Grandpa: Aaah. The Wise Men of the Hand controlled the Troubadours through a system of honors and incentives. They it were who made sure that the halo around the Boy Prince’s head stayed intact. They made sure that the words of the Wise Men of the Hand got to the people—-every success (and they were not much) of the Satrap were credited to the Boy Prince while every failure (and they were much) were credited to the Satrap. Who merely smiled and shook his head and stayed Silent.
Little Girl: So then what happened?
Grandpa: A time of great trouble and strife came onto the Lands. The greedy nobles overstepped the boundaries of greed. They sold the rights to the Air itself, they looted the coffers with nary a look over their shoulder. The Mad Monk and the In-and-out Breathing One would each stop eating for days together, unless they too were given the right to govern. While the Glorious Lady with the Priceless Bag came to charm the Silent and his men, her minions the Green Ghosts killed and massacred by the dozens. In all, bad times.

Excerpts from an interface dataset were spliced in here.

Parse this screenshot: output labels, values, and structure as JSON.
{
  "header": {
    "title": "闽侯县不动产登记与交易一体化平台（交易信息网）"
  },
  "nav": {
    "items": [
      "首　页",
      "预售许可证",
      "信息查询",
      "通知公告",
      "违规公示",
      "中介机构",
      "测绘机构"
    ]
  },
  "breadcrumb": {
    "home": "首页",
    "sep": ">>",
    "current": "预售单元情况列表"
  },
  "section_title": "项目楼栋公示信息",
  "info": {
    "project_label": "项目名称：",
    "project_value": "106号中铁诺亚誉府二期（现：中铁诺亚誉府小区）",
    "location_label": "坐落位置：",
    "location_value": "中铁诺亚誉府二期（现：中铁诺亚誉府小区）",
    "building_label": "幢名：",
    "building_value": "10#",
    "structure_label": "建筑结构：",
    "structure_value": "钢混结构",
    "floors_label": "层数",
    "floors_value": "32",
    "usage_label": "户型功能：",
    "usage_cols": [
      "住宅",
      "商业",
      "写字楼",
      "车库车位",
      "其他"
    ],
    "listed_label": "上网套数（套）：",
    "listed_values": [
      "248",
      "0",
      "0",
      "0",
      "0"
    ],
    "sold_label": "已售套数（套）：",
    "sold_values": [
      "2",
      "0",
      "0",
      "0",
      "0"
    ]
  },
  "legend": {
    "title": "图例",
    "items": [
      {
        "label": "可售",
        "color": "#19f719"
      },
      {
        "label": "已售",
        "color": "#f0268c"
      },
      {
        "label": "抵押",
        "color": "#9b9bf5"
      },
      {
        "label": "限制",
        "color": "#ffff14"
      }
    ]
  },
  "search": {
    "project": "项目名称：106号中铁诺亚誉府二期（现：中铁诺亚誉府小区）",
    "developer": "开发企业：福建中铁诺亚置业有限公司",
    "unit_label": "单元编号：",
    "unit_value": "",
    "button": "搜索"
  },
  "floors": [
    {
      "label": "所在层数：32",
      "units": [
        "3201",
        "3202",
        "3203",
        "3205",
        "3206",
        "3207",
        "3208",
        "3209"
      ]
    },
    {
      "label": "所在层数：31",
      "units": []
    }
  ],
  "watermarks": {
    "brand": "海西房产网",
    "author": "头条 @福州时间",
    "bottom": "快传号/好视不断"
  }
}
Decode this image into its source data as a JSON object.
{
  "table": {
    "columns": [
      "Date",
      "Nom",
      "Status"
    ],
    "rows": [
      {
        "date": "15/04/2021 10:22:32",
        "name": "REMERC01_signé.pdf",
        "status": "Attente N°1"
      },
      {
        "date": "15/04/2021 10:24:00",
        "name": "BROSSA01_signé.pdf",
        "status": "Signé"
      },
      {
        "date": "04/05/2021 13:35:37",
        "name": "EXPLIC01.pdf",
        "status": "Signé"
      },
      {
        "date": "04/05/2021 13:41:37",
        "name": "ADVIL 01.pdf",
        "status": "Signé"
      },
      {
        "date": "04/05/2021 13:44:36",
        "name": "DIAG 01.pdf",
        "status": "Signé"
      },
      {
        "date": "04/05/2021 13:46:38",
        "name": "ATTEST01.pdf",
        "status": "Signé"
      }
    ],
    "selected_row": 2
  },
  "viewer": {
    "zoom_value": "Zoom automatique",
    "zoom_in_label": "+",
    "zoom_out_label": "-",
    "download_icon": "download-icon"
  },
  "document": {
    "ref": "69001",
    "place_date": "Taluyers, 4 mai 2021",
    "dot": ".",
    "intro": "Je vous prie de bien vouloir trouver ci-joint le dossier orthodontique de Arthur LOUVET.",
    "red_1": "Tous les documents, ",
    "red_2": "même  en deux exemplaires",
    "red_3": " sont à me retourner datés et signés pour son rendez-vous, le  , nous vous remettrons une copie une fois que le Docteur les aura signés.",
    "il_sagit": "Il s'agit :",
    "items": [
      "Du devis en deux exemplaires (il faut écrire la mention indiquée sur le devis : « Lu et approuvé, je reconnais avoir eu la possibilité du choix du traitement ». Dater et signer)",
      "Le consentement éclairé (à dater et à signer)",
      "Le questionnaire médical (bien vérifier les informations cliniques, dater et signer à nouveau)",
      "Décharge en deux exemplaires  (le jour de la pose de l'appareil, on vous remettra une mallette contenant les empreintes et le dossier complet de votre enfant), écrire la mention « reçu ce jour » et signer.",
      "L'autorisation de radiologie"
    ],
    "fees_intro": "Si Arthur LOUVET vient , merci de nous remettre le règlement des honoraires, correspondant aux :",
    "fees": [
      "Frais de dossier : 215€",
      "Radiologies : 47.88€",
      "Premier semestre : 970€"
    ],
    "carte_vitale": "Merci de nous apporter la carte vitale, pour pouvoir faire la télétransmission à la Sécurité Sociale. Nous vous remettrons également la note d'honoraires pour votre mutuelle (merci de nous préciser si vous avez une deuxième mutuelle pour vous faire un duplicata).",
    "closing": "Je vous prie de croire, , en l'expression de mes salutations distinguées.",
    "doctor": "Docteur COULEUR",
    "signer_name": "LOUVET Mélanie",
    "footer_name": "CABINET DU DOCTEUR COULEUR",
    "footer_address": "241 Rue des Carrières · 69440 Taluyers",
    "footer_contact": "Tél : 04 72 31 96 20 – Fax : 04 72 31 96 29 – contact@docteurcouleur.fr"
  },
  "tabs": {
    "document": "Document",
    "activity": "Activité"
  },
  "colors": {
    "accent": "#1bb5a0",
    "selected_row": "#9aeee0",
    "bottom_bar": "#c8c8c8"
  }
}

The Wise Men of the Hand had been forever confident about handling the Orange Knights, weak as they had become, digging their knives into each other, old and infirm, sometimes dancing for no rhyme or reason. But then their real enemy, an Orange Knight himself but still distinct, the Renegade Ruler of the Western Provinces, hated and feared and loved, grew in power and influence. The strategy of shielding the Boy Prince and giving him Troubadour-manufactured successes was now coming to an end.
Finally when the Queen Mother fell ill, The Wise Men of the Hand now decided, together with the Queen Mother, that the time was right to give the Boy Prince the Great Sword, a mythical weapon that is held by the ruler of the Line of Gandhars, the one the Queen Mother had been guarding. He was not to be made the king yet, the Silent was to take the fall-out of the strife that had engulfed the lands till the time was right. But the world was told that the Boy Prince was now ready to rule, ready to take over the mantle of what was his by birthright.
Little Girl: Then? Did he ascend the throne? Did he cross swords with the Renegade Ruler of the Western Provinces?
Grandpa: I shall tell you some other day little one. For now I must watch TV. Rakhi Sawant’s “Gajab Desh Ki Ajab Kahani” is about to begin. I need my fairy-tales too, don’t I?